Johannesburg: South Africa is considering giving a COVID-19 vaccine that is still in the testing phase to health workers, after suspending the rollout of another shot that preliminary data indicated may be only minimally effective against the mutated form of the virus dominating the country.
The country was scrambling on Monday to come up with a new vaccination strategy after it halted use of the AstraZeneca vaccine - which is cheaper and easier to handle than some others and which many had hoped would be crucial to combatting the pandemic in developing countries.
Among the possibilities being considered: mixing the AstraZeneca vaccine with another one or giving Johnson & Johnson's single-dose vaccine, which has not yet been authorized for use anywhere, to 100,000 health care workers while monitoring its efficacy against the variant.
The abrupt change in strategy was prompted by preliminary results in a small study that showed the AstraZeneca vaccine was only minimally effective against mild to moderate cases of the disease caused by the variant.
There is reason to hope the Johnson & Johnson vaccine may fare better in the country. Initial results from an international test of the vaccine showed it is 57% effective in South Africa at preventing moderate to severe COVID-19.

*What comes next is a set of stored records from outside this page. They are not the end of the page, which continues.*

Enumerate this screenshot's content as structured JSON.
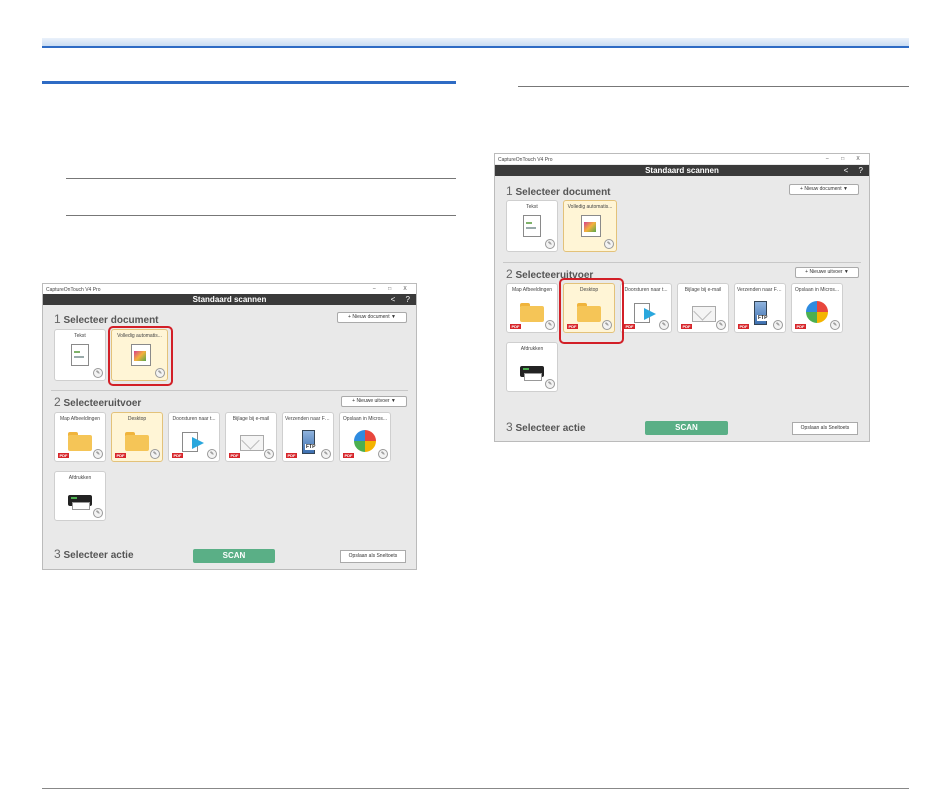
{
  "window": {
    "app_title": "CaptureOnTouch V4 Pro",
    "controls": [
      "–",
      "□",
      "X"
    ],
    "header_title": "Standaard scannen",
    "nav_back": "<",
    "help": "?"
  },
  "sections": {
    "doc": {
      "num": "1",
      "title": "Selecteer document",
      "new_button": "+ Nieuw document ▼"
    },
    "out": {
      "num": "2",
      "title": "Selecteeruitvoer",
      "new_button": "+ Nieuwe uitvoer ▼"
    },
    "act": {
      "num": "3",
      "title": "Selecteer actie",
      "scan_button": "SCAN",
      "save_button": "Opslaan als Sneltoets"
    }
  },
  "documents": [
    {
      "label": "Tekst",
      "icon": "text-document-icon"
    },
    {
      "label": "Volledig automatis...",
      "icon": "photo-document-icon"
    }
  ],
  "outputs": [
    {
      "label": "Map Afbeeldingen",
      "icon": "folder-icon",
      "badge": "PDF"
    },
    {
      "label": "Desktop",
      "icon": "folder-icon",
      "badge": "PDF"
    },
    {
      "label": "Doorsturen naar t...",
      "icon": "forward-icon",
      "badge": "PDF"
    },
    {
      "label": "Bijlage bij e-mail",
      "icon": "mail-icon",
      "badge": "PDF"
    },
    {
      "label": "Verzenden naar FT...",
      "icon": "ftp-server-icon",
      "badge": "PDF",
      "sub": "FTP"
    },
    {
      "label": "Opslaan in Micros...",
      "icon": "microsoft-app-icon",
      "badge": "PDF"
    },
    {
      "label": "Afdrukken",
      "icon": "printer-icon"
    }
  ]
}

That was less than in other countries - the rate was 72% in the US, for example - presumably due to the worrisome variant. It was even more effective - 85% internationally - at preventing the most serious symptoms.